Recently I came across a situation where I needed to create a one-click web-based solution, that allows clients to open and edit PhotoShop, AutoCAD, WordPerfect, PDF, LibreOffice and other files hosted remotely from my WebDAV enabled Apache web server by using their own desktop tools. Essentially I needed a solution for opening and editing remotely hosted documents (located on my web server) through a simple HREF link on a web page. This link, when clicked, would automatically open the PSD file hosted on my server, but do so in the PhotoShop installed on the client’s Windows computer, allowing them to seamlessly open and edit such files, without any need to download and upload the files back and forth to my server. Initially, it seemed like an impossible, task, but then I realized that I should be able to create my very own custom browser URI scheme and some kind of a Windows-based client that handles opening of remote files in local installation Photoshop. After a bit of playing around with it, I got it working and created a solution capable of opening for remote editing not only PhotoShop files, but virtually any other remotely hosted file types in their associated applications, meaning in the software installed on the client’s desktop computer . The following article is how I went about it. [Read more…]
A couple of time already, I had to go through the process of enabling WebDAV on Apache HTTP Server 2.4.x and even though it is a fairly simple thing to do, I always end up Googling around a proper working solution. Here are the steps… [Read more…]
I don’t mind advertising, as long as it remains unobtrusive to the end user. As a matter of fact, I am using ads on this blog. However, just recently Viber implemented the new type of video ads implemented on the Windows and Macintosh desktop Viber platform. These ads aren’t your usual standalone picture ads, these are video ads that tend to auto-play on their own along with the sound, which is especially annoying when one forgets to turn off their PC speakers. Unfortunately, Viber does not provide application settings to disable or control ads. So, here is how you can easily disable these ads on your Windows or Mac machine.

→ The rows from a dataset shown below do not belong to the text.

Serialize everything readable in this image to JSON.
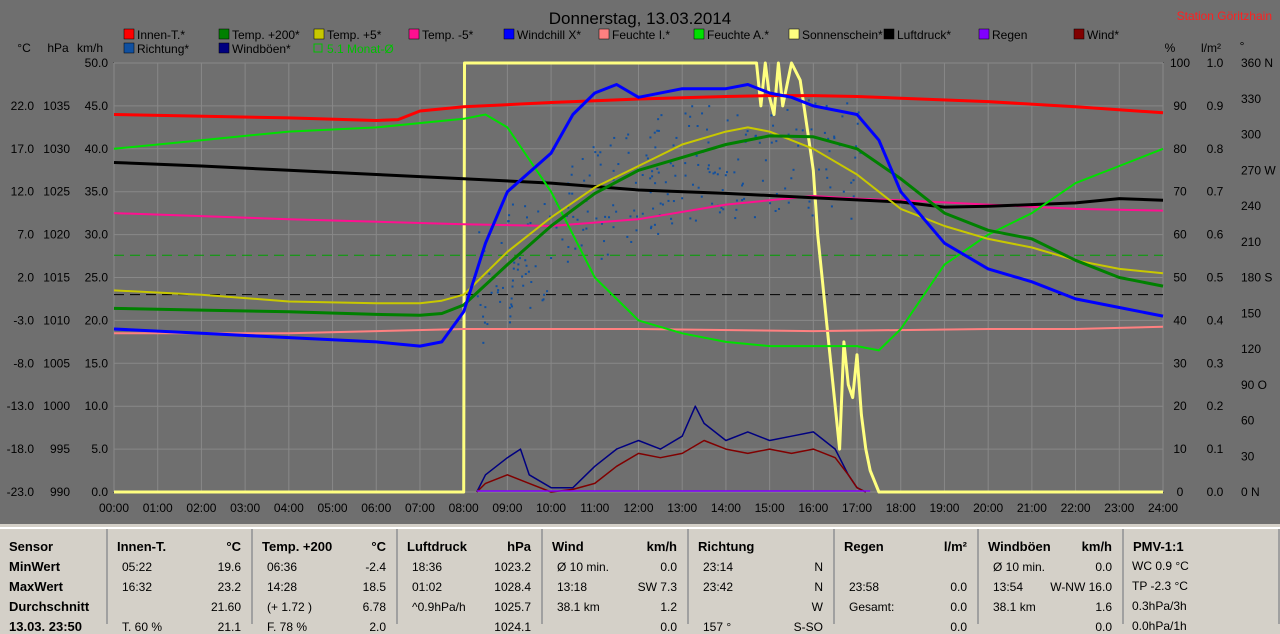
{
  "title": "Donnerstag, 13.03.2014",
  "station": "Station Göritzhain",
  "unit_labels": [
    "°C",
    "hPa",
    "km/h",
    "%",
    "l/m²",
    "°"
  ],
  "colors": {
    "bg": "#6f6f6f",
    "grid": "#8a8a8a",
    "accent_red": "#ff2020"
  },
  "chart_data": {
    "type": "line",
    "title": "Donnerstag, 13.03.2014",
    "grid": true,
    "legend_placement": "top",
    "x": [
      "00:00",
      "01:00",
      "02:00",
      "03:00",
      "04:00",
      "05:00",
      "06:00",
      "07:00",
      "08:00",
      "09:00",
      "10:00",
      "11:00",
      "12:00",
      "13:00",
      "14:00",
      "15:00",
      "16:00",
      "17:00",
      "18:00",
      "19:00",
      "20:00",
      "21:00",
      "22:00",
      "23:00",
      "24:00"
    ],
    "axes": {
      "temp_C": {
        "ticks": [
          "22.0",
          "17.0",
          "12.0",
          "7.0",
          "2.0",
          "-3.0",
          "-8.0",
          "-13.0",
          "-18.0",
          "-23.0"
        ],
        "range": [
          -23,
          27
        ]
      },
      "pressure_hPa": {
        "ticks": [
          "1035",
          "1030",
          "1025",
          "1020",
          "1015",
          "1010",
          "1005",
          "1000",
          "995",
          "990"
        ],
        "range": [
          990,
          1040
        ]
      },
      "speed_kmh": {
        "ticks": [
          "50.0",
          "45.0",
          "40.0",
          "35.0",
          "30.0",
          "25.0",
          "20.0",
          "15.0",
          "10.0",
          "5.0",
          "0.0"
        ],
        "range": [
          0,
          50
        ]
      },
      "percent": {
        "ticks": [
          "100",
          "90",
          "80",
          "70",
          "60",
          "50",
          "40",
          "30",
          "20",
          "10",
          "0"
        ],
        "range": [
          0,
          100
        ]
      },
      "rain_lm2": {
        "ticks": [
          "1.0",
          "0.9",
          "0.8",
          "0.7",
          "0.6",
          "0.5",
          "0.4",
          "0.3",
          "0.2",
          "0.1",
          "0.0"
        ],
        "range": [
          0,
          1
        ]
      },
      "direction_deg": {
        "ticks": [
          "360 N",
          "330",
          "300",
          "270 W",
          "240",
          "210",
          "180 S",
          "150",
          "120",
          "90 O",
          "60",
          "30",
          "0 N"
        ],
        "range": [
          0,
          360
        ]
      }
    },
    "legend": [
      {
        "name": "Innen-T.*",
        "color": "#ff0000"
      },
      {
        "name": "Temp. +200*",
        "color": "#008000"
      },
      {
        "name": "Temp. +5*",
        "color": "#c8c800"
      },
      {
        "name": "Temp. -5*",
        "color": "#ff1090"
      },
      {
        "name": "Windchill X*",
        "color": "#0000ff"
      },
      {
        "name": "Feuchte I.*",
        "color": "#ff8080"
      },
      {
        "name": "Feuchte A.*",
        "color": "#00e000"
      },
      {
        "name": "Sonnenschein*",
        "color": "#ffff80"
      },
      {
        "name": "Luftdruck*",
        "color": "#000000"
      },
      {
        "name": "Regen",
        "color": "#8000ff"
      },
      {
        "name": "Wind*",
        "color": "#800000"
      },
      {
        "name": "Richtung*",
        "color": "#1050a0"
      },
      {
        "name": "Windböen*",
        "color": "#000080"
      },
      {
        "name": "5.1 Monat-Ø",
        "color": "#00c000"
      }
    ],
    "series": [
      {
        "name": "Innen-T.*",
        "color": "#ff0000",
        "axis": "temp_C",
        "width": 3,
        "x": [
          0,
          4,
          6,
          6.5,
          7,
          8,
          10,
          12,
          14,
          15,
          16,
          17,
          18,
          20,
          22,
          24
        ],
        "values": [
          21.0,
          20.6,
          20.3,
          20.4,
          21.4,
          21.9,
          22.4,
          22.8,
          23.1,
          23.2,
          23.2,
          23.1,
          22.9,
          22.5,
          21.9,
          21.2
        ]
      },
      {
        "name": "Temp. +200*",
        "color": "#008000",
        "axis": "temp_C",
        "width": 3,
        "x": [
          0,
          2,
          4,
          6,
          7,
          7.5,
          8,
          9,
          10,
          11,
          12,
          13,
          14,
          15,
          16,
          17,
          18,
          19,
          20,
          21,
          22,
          23,
          24
        ],
        "values": [
          -1.6,
          -1.8,
          -2.0,
          -2.3,
          -2.4,
          -2.2,
          -1.2,
          3.5,
          8.0,
          11.8,
          14.5,
          16.0,
          17.5,
          18.5,
          18.4,
          17.0,
          13.5,
          9.5,
          7.5,
          6.5,
          4.0,
          2.0,
          1.0
        ]
      },
      {
        "name": "Temp. +5*",
        "color": "#c8c800",
        "axis": "temp_C",
        "width": 2,
        "x": [
          0,
          2,
          4,
          6,
          7,
          7.5,
          8,
          9,
          10,
          11,
          12,
          13,
          14,
          14.5,
          15,
          16,
          17,
          18,
          19,
          20,
          21,
          22,
          23,
          24
        ],
        "values": [
          0.5,
          0.0,
          -0.8,
          -1.0,
          -1.0,
          -0.7,
          0.0,
          5.0,
          9.0,
          12.5,
          15.0,
          17.5,
          19.0,
          19.5,
          19.0,
          17.0,
          14.0,
          10.0,
          8.0,
          6.5,
          5.5,
          4.0,
          3.0,
          2.5
        ]
      },
      {
        "name": "Temp. -5*",
        "color": "#ff1090",
        "axis": "temp_C",
        "width": 2,
        "x": [
          0,
          4,
          8,
          10,
          12,
          14,
          16,
          17,
          18,
          20,
          22,
          24
        ],
        "values": [
          9.5,
          8.8,
          8.2,
          8.0,
          8.8,
          10.5,
          11.5,
          11.2,
          11.0,
          10.5,
          10.0,
          9.8
        ]
      },
      {
        "name": "Windchill X*",
        "color": "#0000ff",
        "axis": "temp_C",
        "width": 3,
        "x": [
          0,
          2,
          4,
          6,
          7,
          7.5,
          8,
          8.5,
          9,
          10,
          10.5,
          11,
          11.5,
          12,
          13,
          14,
          14.5,
          15,
          15.5,
          16,
          17,
          17.5,
          18,
          19,
          20,
          21,
          22,
          23,
          24
        ],
        "values": [
          -4.0,
          -4.5,
          -5.0,
          -5.5,
          -6.0,
          -5.5,
          -2.0,
          6.0,
          12.0,
          16.5,
          21.0,
          23.5,
          24.5,
          23.0,
          24.0,
          24.0,
          24.5,
          23.5,
          23.0,
          22.0,
          21.0,
          18.0,
          12.0,
          6.0,
          3.0,
          1.5,
          -0.5,
          -1.5,
          -2.5
        ]
      },
      {
        "name": "Feuchte I.*",
        "color": "#ff8080",
        "axis": "percent",
        "width": 2,
        "x": [
          0,
          4,
          8,
          12,
          16,
          20,
          22,
          24
        ],
        "values": [
          37,
          37,
          38,
          38,
          37.5,
          38,
          38,
          38.5
        ]
      },
      {
        "name": "Feuchte A.*",
        "color": "#00e000",
        "axis": "percent",
        "width": 2,
        "x": [
          0,
          2,
          4,
          6,
          8,
          8.5,
          9,
          10,
          11,
          12,
          13,
          14,
          15,
          16,
          17,
          17.5,
          18,
          19,
          20,
          21,
          22,
          23,
          24
        ],
        "values": [
          80,
          82,
          84,
          85,
          87,
          88,
          85,
          70,
          50,
          40,
          37,
          35,
          34,
          34,
          34,
          33,
          38,
          53,
          60,
          65,
          72,
          76,
          80
        ]
      },
      {
        "name": "Luftdruck*",
        "color": "#000000",
        "axis": "pressure_hPa",
        "width": 3,
        "x": [
          0,
          2,
          4,
          6,
          8,
          10,
          12,
          14,
          16,
          18,
          19,
          20,
          22,
          23,
          24
        ],
        "values": [
          1028.4,
          1028.0,
          1027.5,
          1027.0,
          1026.5,
          1026.0,
          1025.2,
          1024.8,
          1024.3,
          1023.8,
          1023.2,
          1023.3,
          1023.7,
          1024.2,
          1024.0
        ]
      },
      {
        "name": "Sonnenschein*",
        "color": "#ffff80",
        "axis": "percent",
        "width": 3,
        "x": [
          0,
          8,
          8.02,
          14.7,
          14.8,
          14.9,
          15.0,
          15.1,
          15.2,
          15.3,
          15.5,
          15.7,
          16.0,
          16.1,
          16.2,
          16.3,
          16.4,
          16.5,
          16.6,
          16.7,
          16.8,
          16.9,
          17.0,
          17.1,
          17.2,
          17.3,
          17.5,
          24
        ],
        "values": [
          0,
          0,
          100,
          100,
          90,
          100,
          92,
          88,
          100,
          90,
          100,
          96,
          75,
          60,
          50,
          40,
          30,
          20,
          10,
          35,
          25,
          22,
          32,
          18,
          10,
          5,
          0,
          0
        ]
      },
      {
        "name": "Windböen*",
        "color": "#000080",
        "axis": "speed_kmh",
        "width": 1.5,
        "x": [
          8.3,
          8.5,
          9,
          9.3,
          9.5,
          10,
          10.5,
          11,
          11.5,
          12,
          12.5,
          13,
          13.3,
          13.5,
          14,
          14.5,
          15,
          15.5,
          16,
          16.5,
          16.8,
          17,
          17.2
        ],
        "values": [
          0,
          2,
          4,
          5,
          2,
          0.5,
          0.5,
          3,
          5,
          6,
          5,
          6.5,
          10,
          8,
          6,
          7,
          6,
          6.5,
          7,
          5,
          2,
          0.5,
          0
        ]
      },
      {
        "name": "Wind*",
        "color": "#800000",
        "axis": "speed_kmh",
        "width": 1.5,
        "x": [
          8.3,
          8.5,
          9,
          9.5,
          10,
          10.5,
          11,
          11.5,
          12,
          12.5,
          13,
          13.5,
          14,
          14.5,
          15,
          15.5,
          16,
          16.5,
          16.8,
          17,
          17.2
        ],
        "values": [
          0,
          1,
          2,
          1,
          0,
          0.3,
          1,
          3,
          4.5,
          4,
          4.5,
          6,
          5,
          4.5,
          5,
          4.5,
          5,
          4,
          2,
          0.5,
          0
        ]
      }
    ],
    "reference_lines": [
      {
        "name": "5.1 Monat-Ø",
        "axis": "temp_C",
        "value": 4.6,
        "color": "#00a000"
      },
      {
        "axis": "temp_C",
        "value": 0,
        "color": "#000000"
      }
    ]
  },
  "stats": {
    "sensor": {
      "header": "Sensor",
      "rows": [
        "MinWert",
        "MaxWert",
        "Durchschnitt",
        "13.03. 23:50"
      ]
    },
    "innen": {
      "header": "Innen-T.",
      "unit": "°C",
      "rows": [
        [
          "05:22",
          "19.6"
        ],
        [
          "16:32",
          "23.2"
        ],
        [
          "",
          "21.60"
        ],
        [
          "T. 60 %",
          "21.1"
        ]
      ]
    },
    "temp200": {
      "header": "Temp. +200",
      "unit": "°C",
      "rows": [
        [
          "06:36",
          "-2.4"
        ],
        [
          "14:28",
          "18.5"
        ],
        [
          "(+ 1.72 )",
          "6.78"
        ],
        [
          "F. 78 %",
          "2.0"
        ]
      ]
    },
    "luftdruck": {
      "header": "Luftdruck",
      "unit": "hPa",
      "rows": [
        [
          "18:36",
          "1023.2"
        ],
        [
          "01:02",
          "1028.4"
        ],
        [
          "^0.9hPa/h",
          "1025.7"
        ],
        [
          "",
          "1024.1"
        ]
      ]
    },
    "wind": {
      "header": "Wind",
      "unit": "km/h",
      "rows": [
        [
          "Ø 10 min.",
          "0.0"
        ],
        [
          "13:18",
          "SW 7.3"
        ],
        [
          "38.1 km",
          "1.2"
        ],
        [
          "",
          "0.0"
        ]
      ]
    },
    "richtung": {
      "header": "Richtung",
      "unit": "",
      "rows": [
        [
          "23:14",
          "N"
        ],
        [
          "23:42",
          "N"
        ],
        [
          "",
          "W"
        ],
        [
          "157 °",
          "S-SO"
        ]
      ]
    },
    "regen": {
      "header": "Regen",
      "unit": "l/m²",
      "rows": [
        [
          "",
          ""
        ],
        [
          "23:58",
          "0.0"
        ],
        [
          "Gesamt:",
          "0.0"
        ],
        [
          "",
          "0.0"
        ]
      ]
    },
    "boeen": {
      "header": "Windböen",
      "unit": "km/h",
      "rows": [
        [
          "Ø 10 min.",
          "0.0"
        ],
        [
          "13:54",
          "W-NW 16.0"
        ],
        [
          "38.1 km",
          "1.6"
        ],
        [
          "",
          "0.0"
        ]
      ]
    },
    "pmv": {
      "header": "PMV-1:1",
      "rows": [
        "WC 0.9 °C",
        "TP -2.3 °C",
        "0.3hPa/3h",
        "0.0hPa/1h"
      ]
    }
  }
}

Tor is a free software that prevents people from learning your location or browsing habits by letting you communicate anonymously on the Internet. This article outlines the process of installing TOR on a Centos/RHEL 7 server and shows how to communicate programmatically through TOR network by using cURL in PHP. [Read more…]
The following example shows a simple example of how to query Microsoft Cognitive Service Text Analytics API by posting JSON array through cURL in PHP and extract the entities.
Recently I came across a need to create a Linux shell script to run a PostgreSQL SQL query, export it in CSV Format and send it attached to an email. The following is a self-explanatory Linux shell script outlining the process.
The following short article explains how to use Netsh command line scripting utility to add or delete inbound and outbound Windows firewall rules. [Read more…]
The following short example shows a simple example of how to query Google Natural Language API by posting JSON as text using cURL in PHP. [Read more…]